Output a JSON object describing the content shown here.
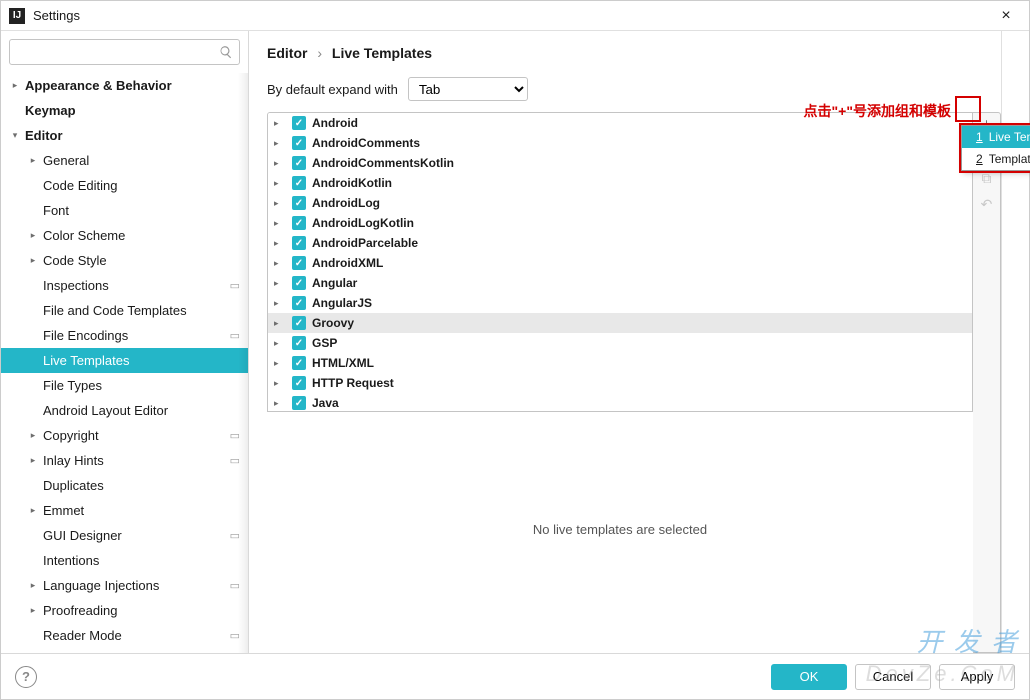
{
  "window": {
    "title": "Settings"
  },
  "search": {
    "placeholder": ""
  },
  "sidebar": {
    "items": [
      {
        "label": "Appearance & Behavior",
        "indent": 0,
        "bold": true,
        "arrow": "right",
        "gear": false
      },
      {
        "label": "Keymap",
        "indent": 0,
        "bold": true,
        "arrow": "",
        "gear": false
      },
      {
        "label": "Editor",
        "indent": 0,
        "bold": true,
        "arrow": "down",
        "gear": false
      },
      {
        "label": "General",
        "indent": 1,
        "bold": false,
        "arrow": "right",
        "gear": false
      },
      {
        "label": "Code Editing",
        "indent": 1,
        "bold": false,
        "arrow": "",
        "gear": false
      },
      {
        "label": "Font",
        "indent": 1,
        "bold": false,
        "arrow": "",
        "gear": false
      },
      {
        "label": "Color Scheme",
        "indent": 1,
        "bold": false,
        "arrow": "right",
        "gear": false
      },
      {
        "label": "Code Style",
        "indent": 1,
        "bold": false,
        "arrow": "right",
        "gear": false
      },
      {
        "label": "Inspections",
        "indent": 1,
        "bold": false,
        "arrow": "",
        "gear": true
      },
      {
        "label": "File and Code Templates",
        "indent": 1,
        "bold": false,
        "arrow": "",
        "gear": false
      },
      {
        "label": "File Encodings",
        "indent": 1,
        "bold": false,
        "arrow": "",
        "gear": true
      },
      {
        "label": "Live Templates",
        "indent": 1,
        "bold": false,
        "arrow": "",
        "gear": false,
        "selected": true
      },
      {
        "label": "File Types",
        "indent": 1,
        "bold": false,
        "arrow": "",
        "gear": false
      },
      {
        "label": "Android Layout Editor",
        "indent": 1,
        "bold": false,
        "arrow": "",
        "gear": false
      },
      {
        "label": "Copyright",
        "indent": 1,
        "bold": false,
        "arrow": "right",
        "gear": true
      },
      {
        "label": "Inlay Hints",
        "indent": 1,
        "bold": false,
        "arrow": "right",
        "gear": true
      },
      {
        "label": "Duplicates",
        "indent": 1,
        "bold": false,
        "arrow": "",
        "gear": false
      },
      {
        "label": "Emmet",
        "indent": 1,
        "bold": false,
        "arrow": "right",
        "gear": false
      },
      {
        "label": "GUI Designer",
        "indent": 1,
        "bold": false,
        "arrow": "",
        "gear": true
      },
      {
        "label": "Intentions",
        "indent": 1,
        "bold": false,
        "arrow": "",
        "gear": false
      },
      {
        "label": "Language Injections",
        "indent": 1,
        "bold": false,
        "arrow": "right",
        "gear": true
      },
      {
        "label": "Proofreading",
        "indent": 1,
        "bold": false,
        "arrow": "right",
        "gear": false
      },
      {
        "label": "Reader Mode",
        "indent": 1,
        "bold": false,
        "arrow": "",
        "gear": true
      }
    ]
  },
  "breadcrumb": {
    "part1": "Editor",
    "part2": "Live Templates"
  },
  "expand": {
    "label": "By default expand with",
    "value": "Tab"
  },
  "templates": [
    {
      "name": "Android"
    },
    {
      "name": "AndroidComments"
    },
    {
      "name": "AndroidCommentsKotlin"
    },
    {
      "name": "AndroidKotlin"
    },
    {
      "name": "AndroidLog"
    },
    {
      "name": "AndroidLogKotlin"
    },
    {
      "name": "AndroidParcelable"
    },
    {
      "name": "AndroidXML"
    },
    {
      "name": "Angular"
    },
    {
      "name": "AngularJS"
    },
    {
      "name": "Groovy",
      "highlighted": true
    },
    {
      "name": "GSP"
    },
    {
      "name": "HTML/XML"
    },
    {
      "name": "HTTP Request"
    },
    {
      "name": "Java"
    }
  ],
  "empty_message": "No live templates are selected",
  "annotation": "点击\"+\"号添加组和模板",
  "popup": {
    "items": [
      {
        "num": "1",
        "label": "Live Template",
        "selected": true
      },
      {
        "num": "2",
        "label": "Template Group..."
      }
    ]
  },
  "footer": {
    "ok": "OK",
    "cancel": "Cancel",
    "apply": "Apply"
  },
  "watermark1": "开 发 者",
  "watermark2": "DevZe.CoM"
}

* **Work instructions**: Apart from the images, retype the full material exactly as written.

* **Exercise solution**:
Output a JSON object describing the content shown here.
{
  "window": {
    "title": "Settings"
  },
  "search": {
    "placeholder": ""
  },
  "sidebar": {
    "items": [
      {
        "label": "Appearance & Behavior",
        "indent": 0,
        "bold": true,
        "arrow": "right",
        "gear": false
      },
      {
        "label": "Keymap",
        "indent": 0,
        "bold": true,
        "arrow": "",
        "gear": false
      },
      {
        "label": "Editor",
        "indent": 0,
        "bold": true,
        "arrow": "down",
        "gear": false
      },
      {
        "label": "General",
        "indent": 1,
        "bold": false,
        "arrow": "right",
        "gear": false
      },
      {
        "label": "Code Editing",
        "indent": 1,
        "bold": false,
        "arrow": "",
        "gear": false
      },
      {
        "label": "Font",
        "indent": 1,
        "bold": false,
        "arrow": "",
        "gear": false
      },
      {
        "label": "Color Scheme",
        "indent": 1,
        "bold": false,
        "arrow": "right",
        "gear": false
      },
      {
        "label": "Code Style",
        "indent": 1,
        "bold": false,
        "arrow": "right",
        "gear": false
      },
      {
        "label": "Inspections",
        "indent": 1,
        "bold": false,
        "arrow": "",
        "gear": true
      },
      {
        "label": "File and Code Templates",
        "indent": 1,
        "bold": false,
        "arrow": "",
        "gear": false
      },
      {
        "label": "File Encodings",
        "indent": 1,
        "bold": false,
        "arrow": "",
        "gear": true
      },
      {
        "label": "Live Templates",
        "indent": 1,
        "bold": false,
        "arrow": "",
        "gear": false,
        "selected": true
      },
      {
        "label": "File Types",
        "indent": 1,
        "bold": false,
        "arrow": "",
        "gear": false
      },
      {
        "label": "Android Layout Editor",
        "indent": 1,
        "bold": false,
        "arrow": "",
        "gear": false
      },
      {
        "label": "Copyright",
        "indent": 1,
        "bold": false,
        "arrow": "right",
        "gear": true
      },
      {
        "label": "Inlay Hints",
        "indent": 1,
        "bold": false,
        "arrow": "right",
        "gear": true
      },
      {
        "label": "Duplicates",
        "indent": 1,
        "bold": false,
        "arrow": "",
        "gear": false
      },
      {
        "label": "Emmet",
        "indent": 1,
        "bold": false,
        "arrow": "right",
        "gear": false
      },
      {
        "label": "GUI Designer",
        "indent": 1,
        "bold": false,
        "arrow": "",
        "gear": true
      },
      {
        "label": "Intentions",
        "indent": 1,
        "bold": false,
        "arrow": "",
        "gear": false
      },
      {
        "label": "Language Injections",
        "indent": 1,
        "bold": false,
        "arrow": "right",
        "gear": true
      },
      {
        "label": "Proofreading",
        "indent": 1,
        "bold": false,
        "arrow": "right",
        "gear": false
      },
      {
        "label": "Reader Mode",
        "indent": 1,
        "bold": false,
        "arrow": "",
        "gear": true
      }
    ]
  },
  "breadcrumb": {
    "part1": "Editor",
    "part2": "Live Templates"
  },
  "expand": {
    "label": "By default expand with",
    "value": "Tab"
  },
  "templates": [
    {
      "name": "Android"
    },
    {
      "name": "AndroidComments"
    },
    {
      "name": "AndroidCommentsKotlin"
    },
    {
      "name": "AndroidKotlin"
    },
    {
      "name": "AndroidLog"
    },
    {
      "name": "AndroidLogKotlin"
    },
    {
      "name": "AndroidParcelable"
    },
    {
      "name": "AndroidXML"
    },
    {
      "name": "Angular"
    },
    {
      "name": "AngularJS"
    },
    {
      "name": "Groovy",
      "highlighted": true
    },
    {
      "name": "GSP"
    },
    {
      "name": "HTML/XML"
    },
    {
      "name": "HTTP Request"
    },
    {
      "name": "Java"
    }
  ],
  "empty_message": "No live templates are selected",
  "annotation": "点击\"+\"号添加组和模板",
  "popup": {
    "items": [
      {
        "num": "1",
        "label": "Live Template",
        "selected": true
      },
      {
        "num": "2",
        "label": "Template Group..."
      }
    ]
  },
  "footer": {
    "ok": "OK",
    "cancel": "Cancel",
    "apply": "Apply"
  },
  "watermark1": "开 发 者",
  "watermark2": "DevZe.CoM"
}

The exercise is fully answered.